* [Problem to solve] Scan the lines below for the string "include". Reply with how many match, and no other words.

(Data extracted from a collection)

◇ ◇ ◇ ◇

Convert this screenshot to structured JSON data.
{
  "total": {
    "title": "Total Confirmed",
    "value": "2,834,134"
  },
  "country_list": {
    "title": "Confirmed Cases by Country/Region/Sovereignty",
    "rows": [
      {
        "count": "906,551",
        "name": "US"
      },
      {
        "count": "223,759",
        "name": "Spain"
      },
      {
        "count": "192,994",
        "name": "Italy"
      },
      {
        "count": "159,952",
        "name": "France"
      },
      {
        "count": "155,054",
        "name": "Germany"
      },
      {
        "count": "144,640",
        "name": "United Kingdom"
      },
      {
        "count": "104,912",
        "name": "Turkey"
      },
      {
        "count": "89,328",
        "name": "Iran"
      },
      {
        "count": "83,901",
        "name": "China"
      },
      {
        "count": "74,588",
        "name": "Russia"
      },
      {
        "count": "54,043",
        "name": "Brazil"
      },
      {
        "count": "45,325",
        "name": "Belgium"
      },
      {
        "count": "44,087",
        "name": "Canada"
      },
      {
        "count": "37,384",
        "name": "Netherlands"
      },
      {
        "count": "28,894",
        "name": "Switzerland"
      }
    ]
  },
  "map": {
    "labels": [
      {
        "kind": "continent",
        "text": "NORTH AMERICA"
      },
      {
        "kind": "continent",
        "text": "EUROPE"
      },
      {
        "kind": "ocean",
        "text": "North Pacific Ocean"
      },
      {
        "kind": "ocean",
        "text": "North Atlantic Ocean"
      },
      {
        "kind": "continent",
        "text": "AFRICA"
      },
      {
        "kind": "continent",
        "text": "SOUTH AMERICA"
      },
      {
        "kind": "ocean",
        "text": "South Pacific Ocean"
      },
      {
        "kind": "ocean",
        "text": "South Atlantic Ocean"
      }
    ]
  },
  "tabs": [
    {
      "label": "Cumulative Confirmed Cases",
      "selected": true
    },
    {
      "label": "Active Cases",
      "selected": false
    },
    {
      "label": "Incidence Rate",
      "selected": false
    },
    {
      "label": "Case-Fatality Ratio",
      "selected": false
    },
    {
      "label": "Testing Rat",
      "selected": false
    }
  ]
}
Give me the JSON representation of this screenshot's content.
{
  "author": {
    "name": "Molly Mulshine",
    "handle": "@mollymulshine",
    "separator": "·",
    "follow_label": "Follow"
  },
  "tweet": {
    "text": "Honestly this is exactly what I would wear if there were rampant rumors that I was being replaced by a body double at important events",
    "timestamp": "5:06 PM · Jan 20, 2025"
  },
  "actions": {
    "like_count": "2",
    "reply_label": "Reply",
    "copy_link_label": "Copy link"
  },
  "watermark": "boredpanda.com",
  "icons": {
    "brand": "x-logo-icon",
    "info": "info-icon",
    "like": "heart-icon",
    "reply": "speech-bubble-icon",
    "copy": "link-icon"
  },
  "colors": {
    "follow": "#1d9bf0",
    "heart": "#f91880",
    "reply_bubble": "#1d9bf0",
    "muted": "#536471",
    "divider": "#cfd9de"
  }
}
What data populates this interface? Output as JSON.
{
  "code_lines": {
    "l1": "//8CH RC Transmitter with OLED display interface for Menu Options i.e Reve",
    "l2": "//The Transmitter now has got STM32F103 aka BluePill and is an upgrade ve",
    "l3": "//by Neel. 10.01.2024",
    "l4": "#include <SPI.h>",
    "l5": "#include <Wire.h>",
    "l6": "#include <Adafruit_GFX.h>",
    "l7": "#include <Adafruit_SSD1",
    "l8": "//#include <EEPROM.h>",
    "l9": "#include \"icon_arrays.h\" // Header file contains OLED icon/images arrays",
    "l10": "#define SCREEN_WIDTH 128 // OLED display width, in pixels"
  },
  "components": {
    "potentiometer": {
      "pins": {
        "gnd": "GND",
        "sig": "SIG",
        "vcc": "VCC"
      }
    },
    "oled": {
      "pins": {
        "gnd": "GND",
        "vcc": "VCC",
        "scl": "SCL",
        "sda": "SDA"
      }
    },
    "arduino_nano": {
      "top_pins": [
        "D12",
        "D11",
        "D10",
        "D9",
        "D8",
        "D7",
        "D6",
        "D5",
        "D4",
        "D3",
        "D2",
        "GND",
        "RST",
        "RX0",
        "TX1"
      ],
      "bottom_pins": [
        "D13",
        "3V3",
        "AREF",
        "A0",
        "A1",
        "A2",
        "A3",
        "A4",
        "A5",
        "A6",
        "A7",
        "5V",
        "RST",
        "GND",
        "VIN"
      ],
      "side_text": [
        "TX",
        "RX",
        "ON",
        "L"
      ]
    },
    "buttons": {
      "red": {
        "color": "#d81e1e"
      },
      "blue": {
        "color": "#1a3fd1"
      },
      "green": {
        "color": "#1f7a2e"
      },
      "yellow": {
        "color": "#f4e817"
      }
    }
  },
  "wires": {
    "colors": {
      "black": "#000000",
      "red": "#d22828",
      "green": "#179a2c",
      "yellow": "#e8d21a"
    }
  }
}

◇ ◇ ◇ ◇

* [Answer] 6